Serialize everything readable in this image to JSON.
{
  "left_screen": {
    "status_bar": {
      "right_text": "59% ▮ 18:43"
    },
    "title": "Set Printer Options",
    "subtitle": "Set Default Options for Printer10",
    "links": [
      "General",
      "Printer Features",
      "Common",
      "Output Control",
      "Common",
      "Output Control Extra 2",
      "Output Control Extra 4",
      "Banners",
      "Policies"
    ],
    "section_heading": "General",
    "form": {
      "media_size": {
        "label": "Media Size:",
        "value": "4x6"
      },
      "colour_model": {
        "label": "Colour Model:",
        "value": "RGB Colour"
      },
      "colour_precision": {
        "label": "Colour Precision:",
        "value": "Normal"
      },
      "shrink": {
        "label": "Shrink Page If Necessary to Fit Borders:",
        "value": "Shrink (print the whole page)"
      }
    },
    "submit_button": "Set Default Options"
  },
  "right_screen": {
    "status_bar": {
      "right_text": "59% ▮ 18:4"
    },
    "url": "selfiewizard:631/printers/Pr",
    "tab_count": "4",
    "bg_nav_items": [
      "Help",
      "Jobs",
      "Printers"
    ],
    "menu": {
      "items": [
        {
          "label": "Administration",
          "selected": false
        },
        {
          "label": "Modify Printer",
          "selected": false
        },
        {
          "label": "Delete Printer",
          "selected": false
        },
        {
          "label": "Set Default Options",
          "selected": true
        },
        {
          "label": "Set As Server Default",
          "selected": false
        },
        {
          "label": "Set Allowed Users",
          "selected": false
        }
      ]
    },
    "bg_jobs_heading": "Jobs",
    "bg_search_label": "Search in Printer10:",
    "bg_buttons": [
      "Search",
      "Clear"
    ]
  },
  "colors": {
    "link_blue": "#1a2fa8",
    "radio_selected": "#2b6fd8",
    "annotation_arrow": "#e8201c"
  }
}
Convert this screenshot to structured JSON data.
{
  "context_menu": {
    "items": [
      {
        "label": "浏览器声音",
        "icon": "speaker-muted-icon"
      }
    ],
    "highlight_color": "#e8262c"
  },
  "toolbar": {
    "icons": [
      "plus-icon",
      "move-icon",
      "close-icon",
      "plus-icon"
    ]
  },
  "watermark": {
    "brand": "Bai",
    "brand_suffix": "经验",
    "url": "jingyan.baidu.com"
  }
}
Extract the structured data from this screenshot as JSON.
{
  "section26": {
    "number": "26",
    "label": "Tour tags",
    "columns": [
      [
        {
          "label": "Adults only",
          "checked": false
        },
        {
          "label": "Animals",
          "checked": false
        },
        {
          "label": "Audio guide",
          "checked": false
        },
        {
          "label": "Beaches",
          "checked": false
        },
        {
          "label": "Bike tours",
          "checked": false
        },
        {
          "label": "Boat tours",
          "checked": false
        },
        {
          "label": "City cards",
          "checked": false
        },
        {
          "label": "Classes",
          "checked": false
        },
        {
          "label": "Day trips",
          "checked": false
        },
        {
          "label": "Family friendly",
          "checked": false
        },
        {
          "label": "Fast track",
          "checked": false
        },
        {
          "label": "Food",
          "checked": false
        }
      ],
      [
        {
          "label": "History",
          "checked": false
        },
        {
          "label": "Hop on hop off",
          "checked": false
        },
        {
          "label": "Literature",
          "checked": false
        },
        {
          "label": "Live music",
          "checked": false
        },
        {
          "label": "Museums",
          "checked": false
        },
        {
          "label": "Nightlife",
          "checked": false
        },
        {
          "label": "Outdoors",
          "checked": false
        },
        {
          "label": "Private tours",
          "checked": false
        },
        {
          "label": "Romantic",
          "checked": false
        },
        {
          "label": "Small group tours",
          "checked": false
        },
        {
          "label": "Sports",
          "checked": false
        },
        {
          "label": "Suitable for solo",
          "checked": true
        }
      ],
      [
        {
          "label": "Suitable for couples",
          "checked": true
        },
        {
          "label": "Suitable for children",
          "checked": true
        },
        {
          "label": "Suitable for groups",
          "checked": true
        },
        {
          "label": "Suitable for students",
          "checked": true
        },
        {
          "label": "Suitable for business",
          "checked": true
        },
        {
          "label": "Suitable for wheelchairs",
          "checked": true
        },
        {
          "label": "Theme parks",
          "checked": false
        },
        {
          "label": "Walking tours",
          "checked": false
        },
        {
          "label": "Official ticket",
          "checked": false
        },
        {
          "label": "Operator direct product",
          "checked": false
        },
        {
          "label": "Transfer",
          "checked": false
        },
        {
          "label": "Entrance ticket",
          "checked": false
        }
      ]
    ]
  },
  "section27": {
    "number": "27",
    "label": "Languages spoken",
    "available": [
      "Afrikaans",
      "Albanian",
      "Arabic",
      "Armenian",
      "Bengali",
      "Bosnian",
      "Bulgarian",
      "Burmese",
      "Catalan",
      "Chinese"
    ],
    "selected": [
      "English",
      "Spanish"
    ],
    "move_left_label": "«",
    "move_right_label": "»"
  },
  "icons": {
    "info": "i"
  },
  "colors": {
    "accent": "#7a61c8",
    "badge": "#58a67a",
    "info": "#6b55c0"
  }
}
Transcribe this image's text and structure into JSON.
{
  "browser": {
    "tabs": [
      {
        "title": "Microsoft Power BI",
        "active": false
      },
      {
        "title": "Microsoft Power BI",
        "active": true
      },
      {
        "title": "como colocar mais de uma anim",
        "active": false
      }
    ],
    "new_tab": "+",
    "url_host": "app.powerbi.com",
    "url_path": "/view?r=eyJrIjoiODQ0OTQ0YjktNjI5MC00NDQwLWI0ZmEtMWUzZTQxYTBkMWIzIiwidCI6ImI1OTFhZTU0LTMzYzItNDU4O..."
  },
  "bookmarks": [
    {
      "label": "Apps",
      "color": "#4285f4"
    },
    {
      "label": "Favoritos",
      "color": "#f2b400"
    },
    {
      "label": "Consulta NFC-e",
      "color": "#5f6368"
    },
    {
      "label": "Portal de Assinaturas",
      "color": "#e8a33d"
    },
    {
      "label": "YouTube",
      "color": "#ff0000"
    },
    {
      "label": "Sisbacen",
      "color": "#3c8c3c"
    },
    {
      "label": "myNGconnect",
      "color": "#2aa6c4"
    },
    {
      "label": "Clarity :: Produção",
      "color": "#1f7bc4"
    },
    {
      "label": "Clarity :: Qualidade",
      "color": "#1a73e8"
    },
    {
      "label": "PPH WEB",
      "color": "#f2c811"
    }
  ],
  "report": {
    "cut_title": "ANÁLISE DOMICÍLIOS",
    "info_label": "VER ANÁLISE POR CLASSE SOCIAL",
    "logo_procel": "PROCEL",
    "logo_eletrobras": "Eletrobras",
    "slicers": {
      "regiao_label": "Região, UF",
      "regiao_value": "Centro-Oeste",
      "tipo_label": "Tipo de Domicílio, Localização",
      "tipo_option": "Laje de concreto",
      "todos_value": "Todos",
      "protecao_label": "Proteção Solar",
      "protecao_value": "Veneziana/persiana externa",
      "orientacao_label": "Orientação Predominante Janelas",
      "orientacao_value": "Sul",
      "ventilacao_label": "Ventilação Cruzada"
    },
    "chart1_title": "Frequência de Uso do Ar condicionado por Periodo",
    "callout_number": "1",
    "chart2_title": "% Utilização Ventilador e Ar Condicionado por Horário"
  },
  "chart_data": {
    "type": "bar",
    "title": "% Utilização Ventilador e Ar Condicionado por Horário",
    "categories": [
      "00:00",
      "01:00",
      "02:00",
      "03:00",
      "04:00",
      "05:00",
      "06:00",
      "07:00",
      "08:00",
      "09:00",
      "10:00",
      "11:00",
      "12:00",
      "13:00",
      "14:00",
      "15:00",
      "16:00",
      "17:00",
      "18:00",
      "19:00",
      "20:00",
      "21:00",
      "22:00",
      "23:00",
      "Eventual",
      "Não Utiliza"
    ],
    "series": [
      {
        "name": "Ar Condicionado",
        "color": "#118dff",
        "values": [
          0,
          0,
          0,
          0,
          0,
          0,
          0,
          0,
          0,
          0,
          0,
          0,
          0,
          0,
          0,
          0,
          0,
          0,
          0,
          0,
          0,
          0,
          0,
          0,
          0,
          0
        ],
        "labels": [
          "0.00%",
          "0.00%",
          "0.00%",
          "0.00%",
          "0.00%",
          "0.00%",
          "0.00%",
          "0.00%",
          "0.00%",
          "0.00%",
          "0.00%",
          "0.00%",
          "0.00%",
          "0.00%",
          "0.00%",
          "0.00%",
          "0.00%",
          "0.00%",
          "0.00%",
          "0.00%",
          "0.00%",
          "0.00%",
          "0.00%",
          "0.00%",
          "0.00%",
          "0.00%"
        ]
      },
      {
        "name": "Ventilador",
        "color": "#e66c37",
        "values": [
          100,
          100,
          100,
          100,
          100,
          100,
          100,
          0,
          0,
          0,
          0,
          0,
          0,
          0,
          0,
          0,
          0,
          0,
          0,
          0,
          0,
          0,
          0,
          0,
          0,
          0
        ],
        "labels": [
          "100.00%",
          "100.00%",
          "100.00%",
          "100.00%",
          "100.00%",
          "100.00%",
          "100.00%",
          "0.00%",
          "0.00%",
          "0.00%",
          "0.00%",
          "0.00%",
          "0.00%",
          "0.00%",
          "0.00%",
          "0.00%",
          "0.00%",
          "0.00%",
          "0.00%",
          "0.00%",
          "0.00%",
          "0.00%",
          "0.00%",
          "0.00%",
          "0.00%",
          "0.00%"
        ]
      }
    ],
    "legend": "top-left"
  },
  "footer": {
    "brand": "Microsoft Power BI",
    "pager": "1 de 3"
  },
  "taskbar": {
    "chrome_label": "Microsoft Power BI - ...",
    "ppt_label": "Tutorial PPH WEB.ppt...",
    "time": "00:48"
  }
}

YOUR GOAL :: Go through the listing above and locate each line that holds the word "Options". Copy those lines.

SOLUTION FOR THIS PROBLEM ::
    "title": "Set Printer Options",
    "subtitle": "Set Default Options for Printer10",
    "submit_button": "Set Default Options"
          "label": "Set Default Options",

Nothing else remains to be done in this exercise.